Remember why you’re doing this – it’s easy to get caught up in the whirl of day-to-day business when the children are at school – fitting in client appointments, calls, making products, delivering services and much more. Being time limited makes us focus on the tasks in hand often at the exclusion of anything else (including eating!) and I know there are occasions when I’m sitting in the car waiting to pick up my son from school wishing I had ‘just another hour’ to work on the business. Having a family and running a business are not and never should be mutually exclusive in fact for many mums the freedom of being able to work around the children as opposed to the children around the work is a key factor in deciding to start a business in the first place giving flexibility to be around for children that employed work often doesn’t. For others being self-employed is just a way of life, it’s what we’ve always done long before the children came along. Whatever your reasons, remember that you’re the boss so when she says ”take a few hours out to see the class concert” listen and act!
Get yourself a coach or mentor – this is one of the best pieces of advice I can give anyone starting or running a business regardless of whether they are a Mum or not. Coaches can be helpful for working with you on confidence issues, business skills and attitudes, whereas mentors can help to bounce ideas around, progress specific business goals and of course to learn from their experiences. Whether you choose a coach or a mentor, the main thing is to find someone you feel happy to work with and who will support you in achieving your goals and getting the best out of the time available. Time spent on mentoring or coaching is some of the best time you can spend and will benefit business and family. My mentor keeps me focused, challenges my thinking, and allows me space to share difficulties and frustrations as well as teaching me strategies to make better use of my time and maximising business opportunities when they arise.
So now, if you’re interested in my answer to the original question at the start of this guest blog you can read the full interview here but in a nutshell I said I would split my 60 minutes into three parts allocated to social media interaction, personal interaction (e.g. telephone calls) and focusing ‘on’ rather than ‘in’ the business looking at areas such as business plans, targets, exploring strategic partnership opportunities. Oh and a little bit of speed mentoring too. That’s an awful lot to pack into 60 minutes but is definitely achievable.
Now it’s my turn to ask you the question…“If you could only work on your business for 1 hour a day what would you focus on to make it a success?”

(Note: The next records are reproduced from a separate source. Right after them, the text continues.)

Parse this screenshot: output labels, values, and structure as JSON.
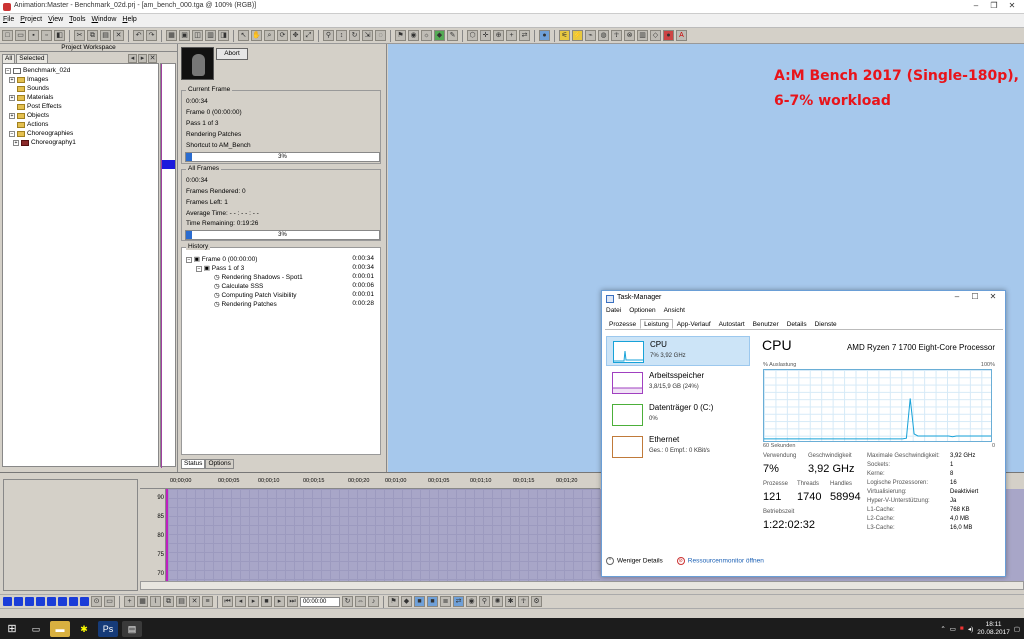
{
  "window": {
    "title": "Animation:Master - Benchmark_02d.prj - [am_bench_000.tga @ 100% (RGB)]"
  },
  "menu": [
    "File",
    "Project",
    "View",
    "Tools",
    "Window",
    "Help"
  ],
  "annotation": {
    "line1": "A:M Bench 2017 (Single-180p),",
    "line2": "6-7% workload",
    "color": "#e8141a"
  },
  "workspace": {
    "title": "Project Workspace",
    "tabs": [
      "All",
      "Selected"
    ],
    "tree": [
      {
        "label": "Benchmark_02d",
        "level": 0,
        "toggle": "-"
      },
      {
        "label": "Images",
        "level": 1,
        "toggle": "+"
      },
      {
        "label": "Sounds",
        "level": 1,
        "toggle": ""
      },
      {
        "label": "Materials",
        "level": 1,
        "toggle": "+"
      },
      {
        "label": "Post Effects",
        "level": 1,
        "toggle": ""
      },
      {
        "label": "Objects",
        "level": 1,
        "toggle": "+"
      },
      {
        "label": "Actions",
        "level": 1,
        "toggle": ""
      },
      {
        "label": "Choreographies",
        "level": 1,
        "toggle": "-"
      },
      {
        "label": "Choreography1",
        "level": 2,
        "toggle": "+"
      }
    ]
  },
  "render": {
    "abort": "Abort",
    "current": {
      "label": "Current Frame",
      "time": "0:00:34",
      "frame": "Frame 0 (00:00:00)",
      "pass": "Pass 1 of 3",
      "task": "Rendering Patches",
      "shortcut": "Shortcut to AM_Bench",
      "progress_text": "3%",
      "progress": 3
    },
    "all": {
      "label": "All Frames",
      "time": "0:00:34",
      "rendered": "Frames Rendered: 0",
      "left": "Frames Left: 1",
      "avg": "Average Time: - - : - - : - -",
      "remaining": "Time Remaining:  0:19:26",
      "progress_text": "3%",
      "progress": 3
    },
    "history": {
      "label": "History",
      "rows": [
        {
          "label": "Frame 0 (00:00:00)",
          "time": "0:00:34"
        },
        {
          "label": "Pass 1 of 3",
          "time": "0:00:34"
        },
        {
          "label": "Rendering Shadows - Spot1",
          "time": "0:00:01"
        },
        {
          "label": "Calculate SSS",
          "time": "0:00:06"
        },
        {
          "label": "Computing Patch Visibility",
          "time": "0:00:01"
        },
        {
          "label": "Rendering Patches",
          "time": "0:00:28"
        }
      ]
    },
    "tabs": [
      "Status",
      "Options"
    ]
  },
  "timeline": {
    "ticks": [
      "00;00;00",
      "00;00;05",
      "00;00;10",
      "00;00;15",
      "00;00;20",
      "00;01;00",
      "00;01;05",
      "00;01;10",
      "00;01;15",
      "00;01;20"
    ],
    "y": [
      "90",
      "85",
      "80",
      "75",
      "70"
    ],
    "frame_box": "00:00:00"
  },
  "taskmanager": {
    "title": "Task-Manager",
    "menu": [
      "Datei",
      "Optionen",
      "Ansicht"
    ],
    "tabs": [
      "Prozesse",
      "Leistung",
      "App-Verlauf",
      "Autostart",
      "Benutzer",
      "Details",
      "Dienste"
    ],
    "resources": [
      {
        "name": "CPU",
        "sub": "7% 3,92 GHz",
        "color": "#17a2d8"
      },
      {
        "name": "Arbeitsspeicher",
        "sub": "3,8/15,9 GB (24%)",
        "color": "#a040c0"
      },
      {
        "name": "Datenträger 0 (C:)",
        "sub": "0%",
        "color": "#4caf3a"
      },
      {
        "name": "Ethernet",
        "sub": "Ges.: 0 Empf.: 0 KBit/s",
        "color": "#c07a3a"
      }
    ],
    "main": {
      "title": "CPU",
      "processor": "AMD Ryzen 7 1700 Eight-Core Processor",
      "axis_top": "% Auslastung",
      "axis_max": "100%",
      "axis_bottom": "60 Sekunden",
      "axis_min": "0",
      "utilization_series": [
        3,
        3,
        3,
        3,
        3,
        3,
        3,
        3,
        3,
        3,
        3,
        3,
        3,
        3,
        3,
        3,
        3,
        3,
        3,
        3,
        3,
        3,
        3,
        3,
        3,
        3,
        3,
        3,
        3,
        3,
        3,
        3,
        3,
        3,
        3,
        3,
        3,
        4,
        60,
        10,
        7,
        7,
        7,
        7,
        7,
        7,
        7,
        7,
        7,
        6,
        7,
        7,
        7,
        7,
        7,
        7,
        7,
        7,
        7,
        7
      ],
      "stats": [
        {
          "label": "Verwendung",
          "value": "7%"
        },
        {
          "label": "Geschwindigkeit",
          "value": "3,92 GHz"
        },
        {
          "label": "Prozesse",
          "value": "121"
        },
        {
          "label": "Threads",
          "value": "1740"
        },
        {
          "label": "Handles",
          "value": "58994"
        },
        {
          "label": "Betriebszeit",
          "value": "1:22:02:32"
        }
      ],
      "kv": [
        {
          "k": "Maximale Geschwindigkeit:",
          "v": "3,92 GHz"
        },
        {
          "k": "Sockets:",
          "v": "1"
        },
        {
          "k": "Kerne:",
          "v": "8"
        },
        {
          "k": "Logische Prozessoren:",
          "v": "16"
        },
        {
          "k": "Virtualisierung:",
          "v": "Deaktiviert"
        },
        {
          "k": "Hyper-V-Unterstützung:",
          "v": "Ja"
        },
        {
          "k": "L1-Cache:",
          "v": "768 KB"
        },
        {
          "k": "L2-Cache:",
          "v": "4,0 MB"
        },
        {
          "k": "L3-Cache:",
          "v": "16,0 MB"
        }
      ]
    },
    "footer": {
      "less": "Weniger Details",
      "monitor": "Ressourcenmonitor öffnen"
    }
  },
  "taskbar": {
    "time": "18:11",
    "date": "20.08.2017"
  }
}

Lorraine Allman is Managing Director of Speed Mentor Central® a company providing services and expertise to entrepreneurs and small businesses. She personally offers business mentoring and practical support to anyone thinking about starting or already running a business, and is an author at the number one ranked Small Business Blog and one of the leaders of the micro-enterprise initiative Enterprise Rocks.